# Work instruction
Scan the material below and copy every line holding the word "subtitle".

# Data excerpts
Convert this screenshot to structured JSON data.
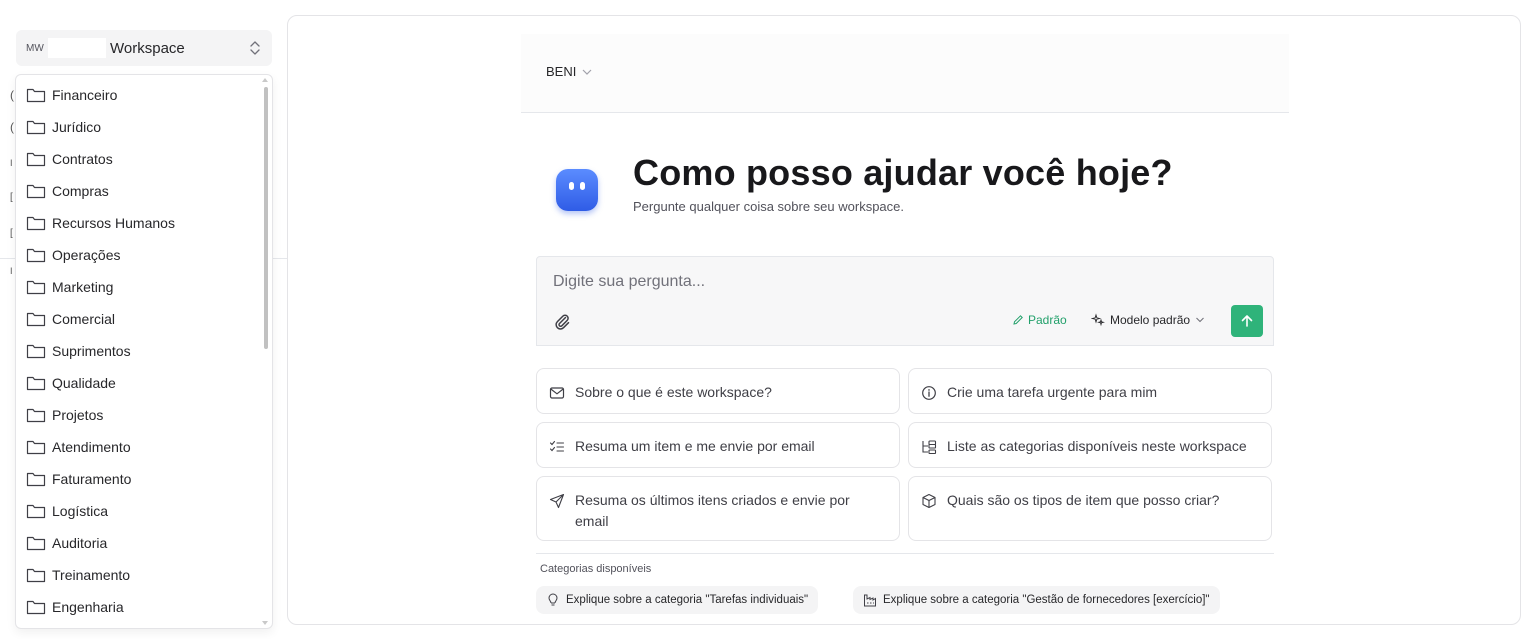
{
  "workspace_selector": {
    "initials": "MW",
    "name": "Workspace"
  },
  "sidebar_peek": [
    "(",
    "(",
    "I",
    "[",
    "[",
    "I"
  ],
  "dropdown": {
    "items": [
      "Financeiro",
      "Jurídico",
      "Contratos",
      "Compras",
      "Recursos Humanos",
      "Operações",
      "Marketing",
      "Comercial",
      "Suprimentos",
      "Qualidade",
      "Projetos",
      "Atendimento",
      "Faturamento",
      "Logística",
      "Auditoria",
      "Treinamento",
      "Engenharia"
    ],
    "icon": "folder-icon"
  },
  "topbar": {
    "agent": "BENI"
  },
  "hero": {
    "title": "Como posso ajudar você hoje?",
    "subtitle": "Pergunte qualquer coisa sobre seu workspace."
  },
  "composer": {
    "placeholder": "Digite sua pergunta...",
    "mode_label": "Padrão",
    "model_label": "Modelo padrão"
  },
  "suggestions": [
    {
      "label": "Sobre o que é este workspace?",
      "icon": "mail-icon"
    },
    {
      "label": "Crie uma tarefa urgente para mim",
      "icon": "info-icon"
    },
    {
      "label": "Resuma um item e me envie por email",
      "icon": "checklist-icon"
    },
    {
      "label": "Liste as categorias disponíveis neste workspace",
      "icon": "tree-icon"
    },
    {
      "label": "Resuma os últimos itens criados e envie por email",
      "icon": "send-icon"
    },
    {
      "label": "Quais são os tipos de item que posso criar?",
      "icon": "box-icon"
    }
  ],
  "categories": {
    "label": "Categorias disponíveis",
    "chips": [
      {
        "label": "Explique sobre a categoria \"Tarefas individuais\"",
        "icon": "lightbulb-icon"
      },
      {
        "label": "Explique sobre a categoria \"Gestão de fornecedores [exercício]\"",
        "icon": "factory-icon"
      }
    ]
  },
  "colors": {
    "accent_green": "#2fb37a",
    "mode_green": "#22a06b",
    "avatar_blue": "#3b6cf0"
  }
}
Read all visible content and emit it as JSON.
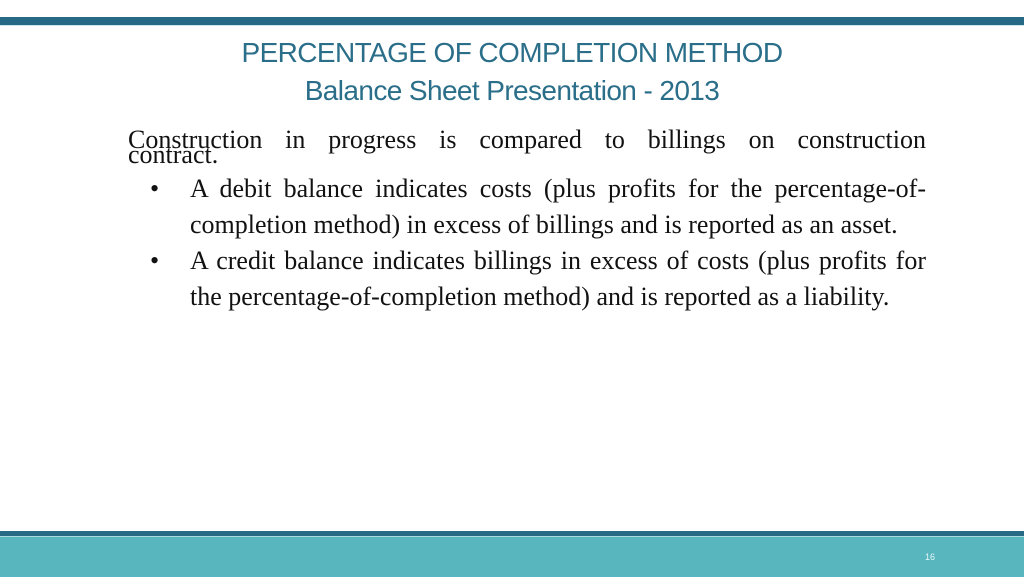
{
  "slide": {
    "title": "PERCENTAGE OF COMPLETION METHOD",
    "subtitle": "Balance Sheet Presentation - 2013",
    "intro_line1": "Construction in progress is compared to billings on construction",
    "intro_line2": "contract.",
    "bullets": [
      {
        "marker": "•",
        "text": "A debit balance indicates costs (plus profits for the percentage-of-completion method) in excess of billings and is reported as an asset."
      },
      {
        "marker": "•",
        "text": "A credit balance indicates billings in excess of costs (plus profits for the percentage-of-completion method) and is reported as a liability."
      }
    ],
    "page_number": "16"
  },
  "colors": {
    "title": "#2a6e89",
    "top_bar": "#266a85",
    "footer_dark": "#266a85",
    "footer_light": "#58b6bf"
  }
}
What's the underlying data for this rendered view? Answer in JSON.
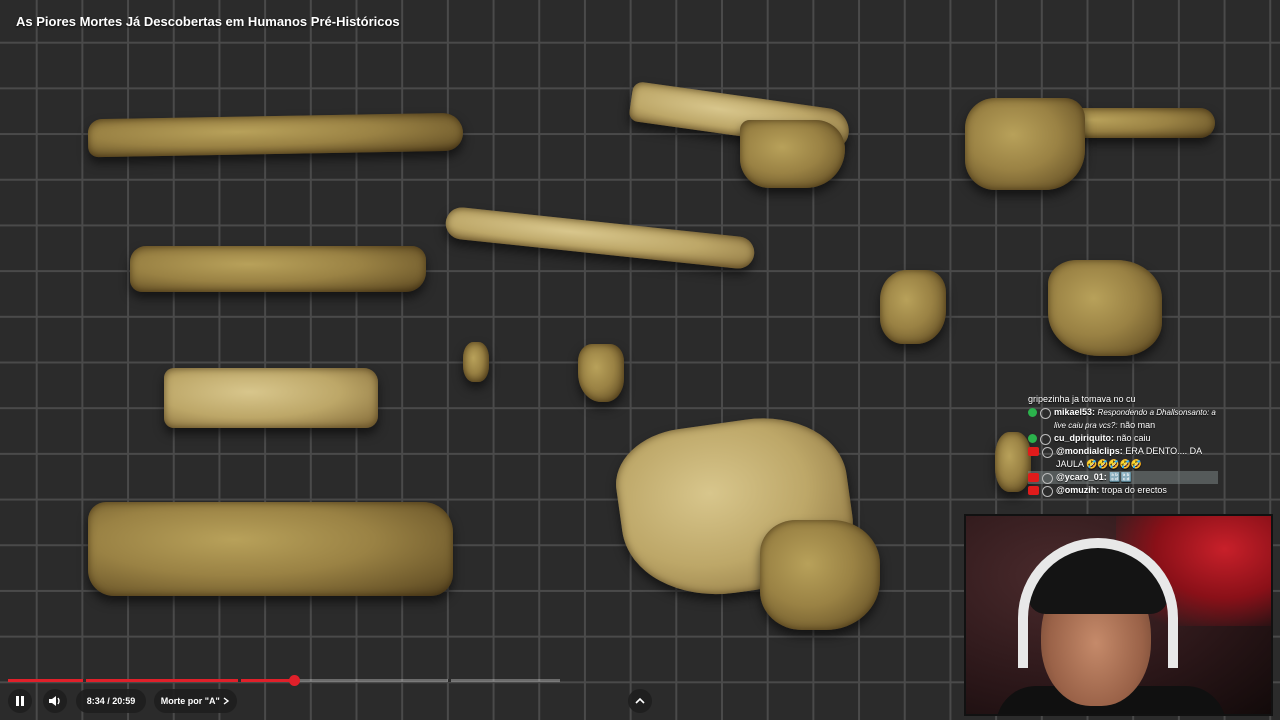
{
  "video": {
    "title": "As Piores Mortes Já Descobertas em Humanos Pré-Históricos"
  },
  "chat": {
    "messages": [
      {
        "user": "",
        "text": "gripezinha ja tomava no cu",
        "badge": "green",
        "highlight": false
      },
      {
        "user": "mikael53:",
        "reply_prefix": "Respondendo a Dhallsonsanto: a live caiu pra vcs?:",
        "text": "não man",
        "badge": "green",
        "highlight": false
      },
      {
        "user": "cu_dpiriquito:",
        "text": "não caiu",
        "badge": "green",
        "highlight": false
      },
      {
        "user": "@mondialclips:",
        "text": "ERA DENTO.... DA JAULA 🤣🤣🤣🤣🤣",
        "badge": "yt",
        "highlight": false
      },
      {
        "user": "@ycaro_01:",
        "text": "🔡🔡",
        "badge": "yt",
        "highlight": true
      },
      {
        "user": "@omuzih:",
        "text": "tropa do erectos",
        "badge": "yt",
        "highlight": false
      }
    ]
  },
  "player": {
    "progress_fraction": 0.409,
    "time_current": "8:34",
    "time_separator": "/",
    "time_total": "20:59",
    "chapter_label": "Morte por \"A\"",
    "colors": {
      "accent": "#e0202a"
    }
  },
  "icons": {
    "pause": "pause-icon",
    "volume": "volume-icon",
    "chevron_right": "chevron-right-icon",
    "chevron_up": "chevron-up-icon"
  }
}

# Result of this exercise
    "subtitle": "Pergunte qualquer coisa sobre seu workspace."
    "subtitle": "Balance Sheet Presentation - 2013",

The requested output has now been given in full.